* _YOUR OBJECTIVE_:
Throughout the entries below, report every line where "time" is found.

#####

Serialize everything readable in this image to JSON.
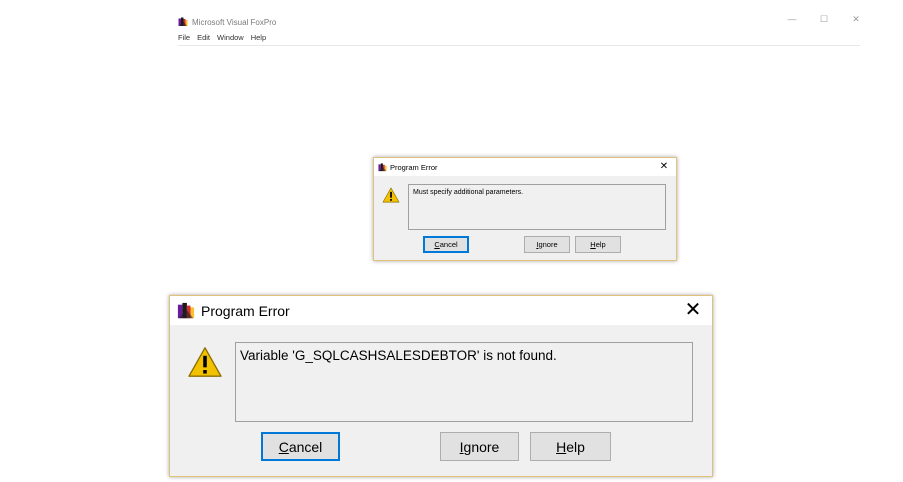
{
  "app": {
    "title": "Microsoft Visual FoxPro",
    "menu": [
      "File",
      "Edit",
      "Window",
      "Help"
    ],
    "controls": {
      "minimize": "—",
      "maximize": "☐",
      "close": "✕"
    }
  },
  "dialogs": [
    {
      "title": "Program Error",
      "close": "✕",
      "message": "Must specify additional parameters.",
      "buttons": {
        "cancel": "Cancel",
        "ignore": "Ignore",
        "help": "Help"
      }
    },
    {
      "title": "Program Error",
      "close": "✕",
      "message": "Variable 'G_SQLCASHSALESDEBTOR' is not found.",
      "buttons": {
        "cancel": "Cancel",
        "ignore": "Ignore",
        "help": "Help"
      }
    }
  ],
  "icons": [
    "foxpro-logo-icon",
    "warning-icon",
    "close-icon"
  ],
  "colors": {
    "dialog_border": "#e0c27c",
    "default_button": "#0078d7",
    "warning_yellow": "#f2c200"
  }
}
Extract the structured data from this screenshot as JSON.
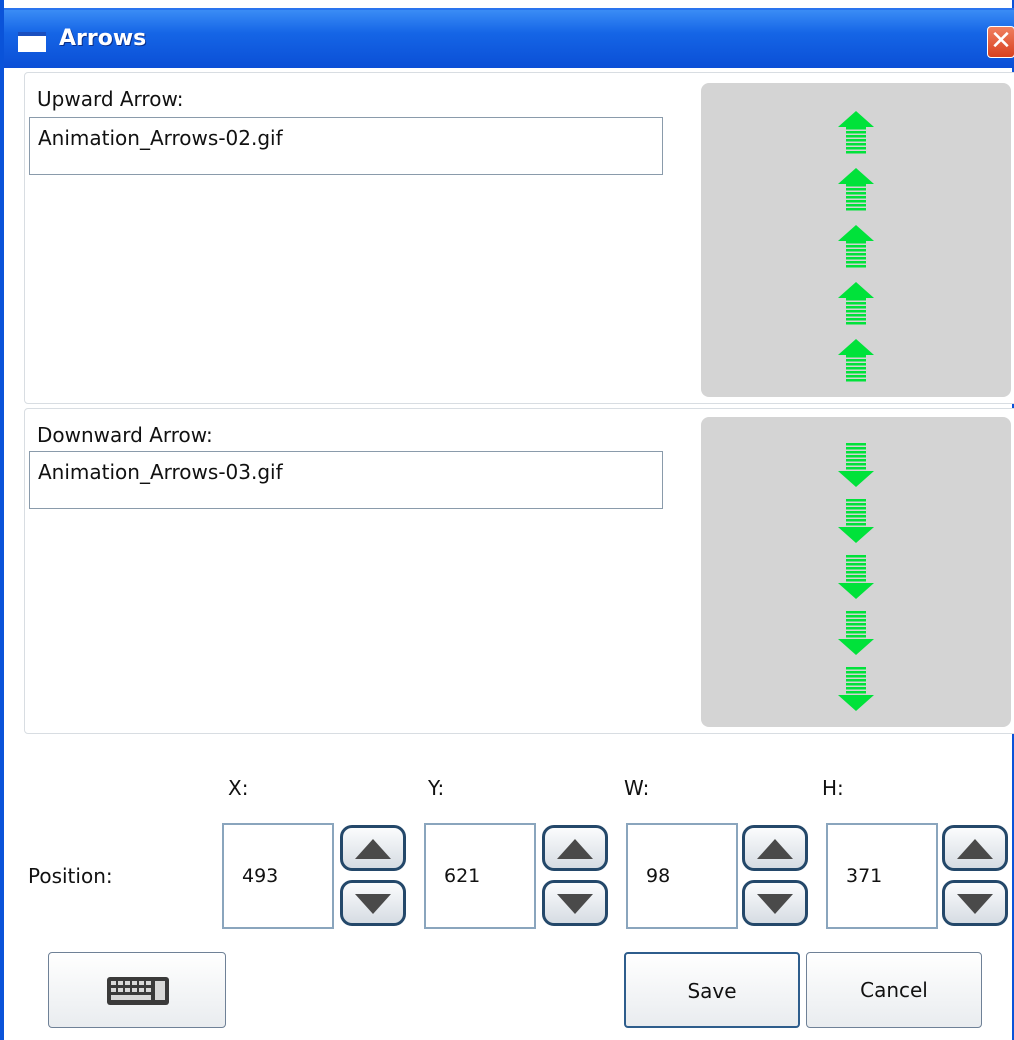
{
  "window": {
    "title": "Arrows",
    "close_symbol": "✕"
  },
  "upward": {
    "label": "Upward Arrow:",
    "filename": "Animation_Arrows-02.gif",
    "preview_icon": "green-up-arrows-icon",
    "preview_color": "#00e23a"
  },
  "downward": {
    "label": "Downward Arrow:",
    "filename": "Animation_Arrows-03.gif",
    "preview_icon": "green-down-arrows-icon",
    "preview_color": "#00e23a"
  },
  "position": {
    "label": "Position:",
    "x_label": "X:",
    "y_label": "Y:",
    "w_label": "W:",
    "h_label": "H:",
    "x": "493",
    "y": "621",
    "w": "98",
    "h": "371"
  },
  "buttons": {
    "keyboard_icon": "keyboard-icon",
    "save": "Save",
    "cancel": "Cancel"
  }
}
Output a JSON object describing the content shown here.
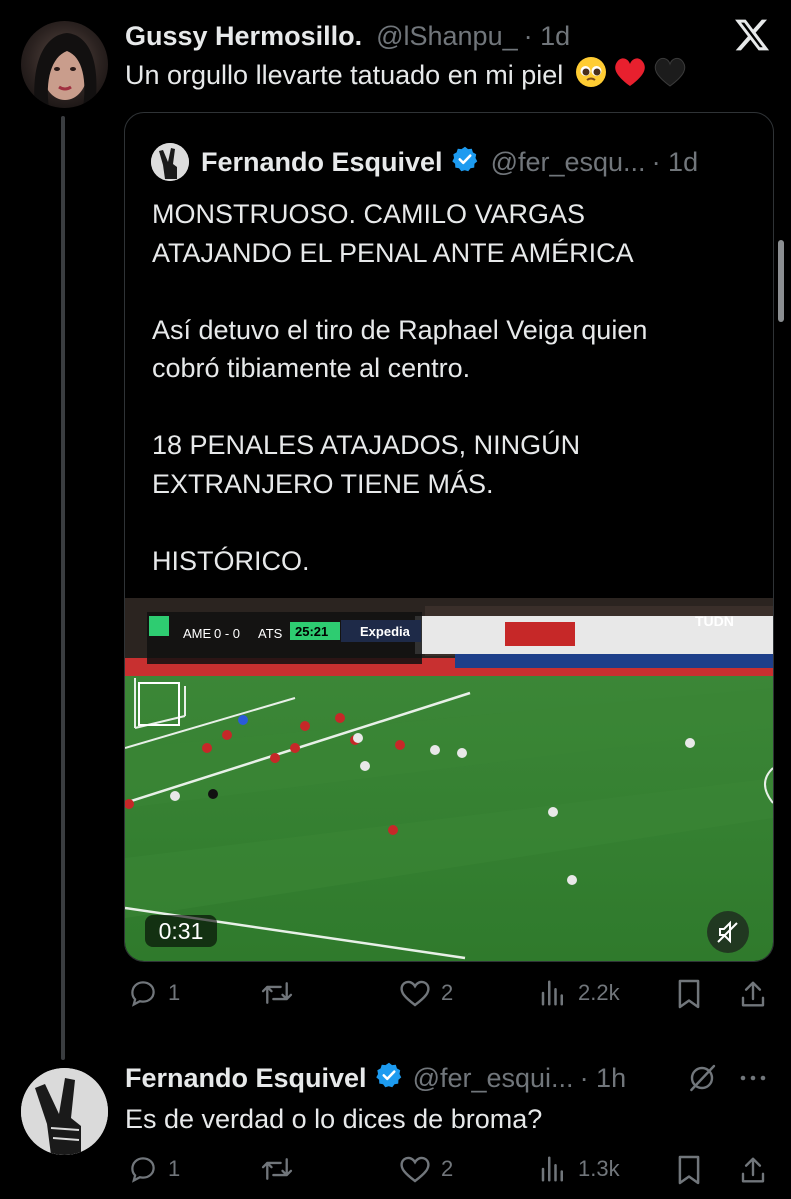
{
  "app": {
    "logo": "x-logo-icon"
  },
  "tweet": {
    "author_name": "Gussy Hermosillo.",
    "handle": "@lShanpu_",
    "time": "· 1d",
    "text": "Un orgullo llevarte tatuado en mi piel",
    "emojis": [
      "pleading-face",
      "red-heart",
      "black-heart"
    ],
    "stats": {
      "replies": "1",
      "retweets": "",
      "likes": "2",
      "views": "2.2k"
    }
  },
  "quote": {
    "author_name": "Fernando Esquivel",
    "handle": "@fer_esqu...",
    "time": "· 1d",
    "verified": true,
    "text": "MONSTRUOSO. CAMILO VARGAS\nATAJANDO EL PENAL ANTE AMÉRICA\n\nAsí detuvo el tiro de Raphael Veiga quien\ncobró tibiamente al centro.\n\n18 PENALES ATAJADOS, NINGÚN\nEXTRANJERO TIENE MÁS.\n\nHISTÓRICO.",
    "video": {
      "duration": "0:31",
      "muted": true,
      "scoreboard": {
        "home": "AME",
        "score": "0 - 0",
        "away": "ATS",
        "clock": "25:21",
        "sponsor": "Expedia",
        "broadcaster": "TUDN"
      }
    }
  },
  "reply": {
    "author_name": "Fernando Esquivel",
    "handle": "@fer_esqui...",
    "time": "· 1h",
    "verified": true,
    "text": "Es de verdad o lo dices de broma?",
    "stats": {
      "replies": "1",
      "retweets": "",
      "likes": "2",
      "views": "1.3k"
    }
  },
  "colors": {
    "background": "#000000",
    "text": "#e7e9ea",
    "muted": "#71767b",
    "verified": "#1d9bf0",
    "heart": "#e0245e"
  }
}
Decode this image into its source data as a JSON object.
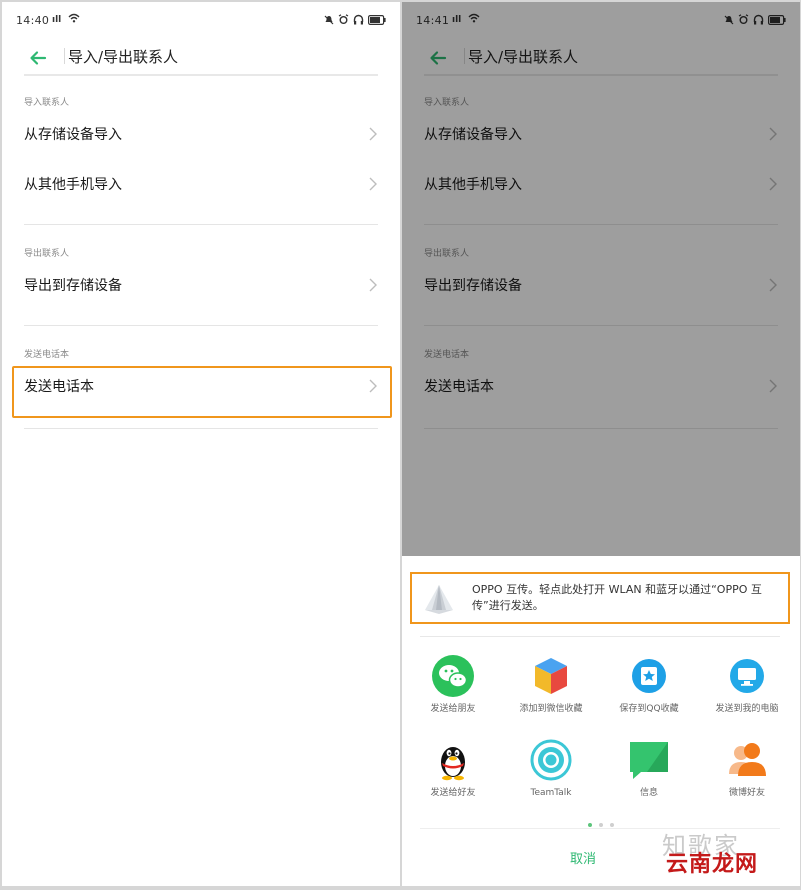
{
  "left_screen": {
    "status": {
      "time": "14:40",
      "signal": "ıll"
    },
    "toolbar": {
      "title": "导入/导出联系人"
    },
    "sections": [
      {
        "header": "导入联系人",
        "items": [
          "从存储设备导入",
          "从其他手机导入"
        ]
      },
      {
        "header": "导出联系人",
        "items": [
          "导出到存储设备"
        ]
      },
      {
        "header": "发送电话本",
        "items": [
          "发送电话本"
        ]
      }
    ]
  },
  "right_screen": {
    "status": {
      "time": "14:41",
      "signal": "ıll"
    },
    "toolbar": {
      "title": "导入/导出联系人"
    },
    "sections": [
      {
        "header": "导入联系人",
        "items": [
          "从存储设备导入",
          "从其他手机导入"
        ]
      },
      {
        "header": "导出联系人",
        "items": [
          "导出到存储设备"
        ]
      },
      {
        "header": "发送电话本",
        "items": [
          "发送电话本"
        ]
      }
    ],
    "share_sheet": {
      "oppo_banner_text": "OPPO 互传。轻点此处打开 WLAN 和蓝牙以通过“OPPO 互传”进行发送。",
      "apps": [
        {
          "label": "发送给朋友",
          "icon": "wechat-icon"
        },
        {
          "label": "添加到微信收藏",
          "icon": "favorites-cube-icon"
        },
        {
          "label": "保存到QQ收藏",
          "icon": "qq-favorites-icon"
        },
        {
          "label": "发送到我的电脑",
          "icon": "computer-icon"
        },
        {
          "label": "发送给好友",
          "icon": "qq-penguin-icon"
        },
        {
          "label": "TeamTalk",
          "icon": "teamtalk-icon"
        },
        {
          "label": "信息",
          "icon": "messages-icon"
        },
        {
          "label": "微博好友",
          "icon": "weibo-friends-icon"
        }
      ],
      "cancel_label": "取消"
    }
  },
  "watermark": {
    "line1": "知歌家",
    "line2": "云南龙网"
  },
  "colors": {
    "accent_green": "#2eb872",
    "highlight_orange": "#f0961c"
  }
}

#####

* _EXERCISE RESULT_:
    "time": "· 1d",
    "time": "· 1d",
    "time": "· 1h",
      "time": "14:40",
      "time": "14:41",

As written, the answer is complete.